Now let's talk about those patterns. There are over 100 patterns in all, the majority of which are grayscale and color patterns at different brightness levels, designed to aid in the calibration process. As I write this, 65 patterns are directly accessible via the onscreen menu, 55 can be scrolled through using the hard button on the TPG itself, and some are only accessible through the remote's TPG Cycle buttons. DVDO continues to add patterns based on feedback from users, so those numbers will likely change. Of course, if you're using the TPG in tandem with calibration software, the software will automatically cue up the correct patterns, based on the parameters you set. All of the patterns I use to perform a full calibration through the ISF workflow in CalMAN were available.
To connect the AVLab TPG to your computer in order to run calibration software, you need to load the supplied drivers, which come on a USB flash drive along with the owner's manual. When I originally received my review sample, those supplied drivers were unsigned drivers, which requires Windows 8/8.1 users like myself to disable the signed driver requirement on the computer in order to load them. Just as I completed the review, DVDO introduced signed drivers, so this is no longer an issue. Once the drivers were installed, my Windows 8 Lenovo laptop had no issue communicating with the AVLab TPG and recognizing it within the CalMAN software.
I ran through the ISF calibration workflow with the new generator in place, and the AVLab TPG's speed and responsiveness were excellent. You can set the pattern window size at 2%, 5%, 10%, 18%, 25%, 50%, 100%, just as you can with the iScan Duo. To set dynamic range, the AVLab TPG offers a combined brightness/contrast pattern, as well as new ISF black and white PLUGE patterns that allow for more precise adjustment. DVDO released a firmware update (v01.02) right near the completion of my review that added more patterns and introduced a new set of serial commands designed to speed up the workflow and provide even more accuracy for pattern generation.
Since this is a 4K test pattern generator, it stands to reason that there are some valuable 4K patterns - most notably, 1-Pixel Checkerboard, 1-Pixel Vertical Line, and 1-Pixel Horizontal Line patterns that confirm whether or not a display is showing the full 4K resolution. Samsung's UN65HU8550 showed all three of these patterns correctly, while (not surprisingly) JVC's DLA-X500R e-ehift3 projector did not, since the e-shift3 technology does not produce a true 4K resolution.
• The AVLab TPG can output test patterns at up to a 4K/60 resolution and automatically control calibration software like CalMANS via USB.
• The unit includes over 100 test patterns, including helpful 4K resolution patterns.
• DVDO is good about listening to users and consistently updating firmware to add helpful tools.
• You can connect the AVLab TPG directly to the TV (without a computer and software program) to perform basic adjustments.
• The unit is small and light, and it can be powered via USB.
• The remote control includes buttons to directly access a number of important patterns.
• Power was not reliable through the USB cable that came with my review sample.
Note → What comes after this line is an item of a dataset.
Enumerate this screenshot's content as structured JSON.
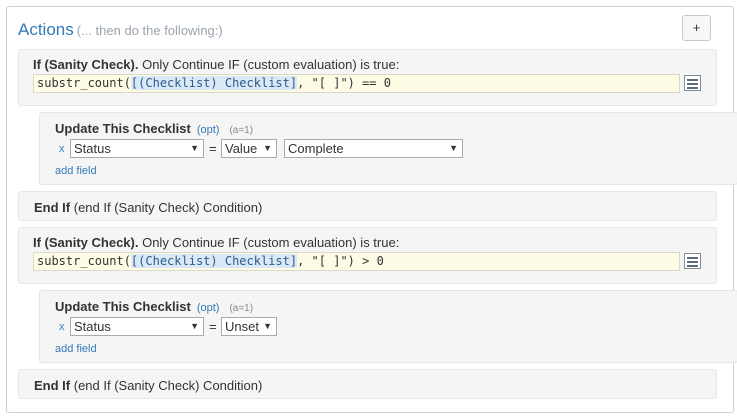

A wiggle of the cable often caused the device to lose power. When I tried a different USB cable, I got a perfectly steady power supply.
• A minor quibble, but the remote's Exit button doesn't take you completely out of the onscreen menu system; rather, it moves you back through layers. So, there's no one-button way to make the interface disappear.
• The remote control lacks backlighting.
• The supplied carrying pouch is too small to hold the remote.
Competition and Comparison
There's not much in the way of 4K pattern generators at this early stage in the 4K game, and none that rival the DVDO's $1,299 asking price. Quantum Data's portable, battery-powered 780 Series 4K generator costs $3,500, while the newer, larger, rack-mountable 804A costs $5,995. The AVFoundry VideoForge 4K that SpectraCal promotes through its website carries an asking price of $4,995.
A 4K test pattern generator may not be an essential tool of the trade for calibrators just yet. The question is, do you want to be ahead of the curve or behind it? Higher-end clients - the ones who are more likely to invest in professional video calibration - are also the ones more likely to spend more on an Ultra HD TV right now. If you want to be certain that you're setting up their new TV as accurately as possible, factoring in any potential nuances regarding 4K content, then the AVLab TPG is a valuable tool that, while not cheap, is much less expensive than the other options that are currently available. And hey, 4K aside, if you're just looking for a smaller, more portable, more responsive pattern generator with lots of patterns and convenient features, that's another reason to give the AVLab TPG a serious look.
• New 4K Upscaler From DVDO at HomeTheaterReview.com
• DVDO Introduces Matrix Switcher With Support for 4K Ultra HD Streaming and MHL Connectivity at HomeTheaterReview.com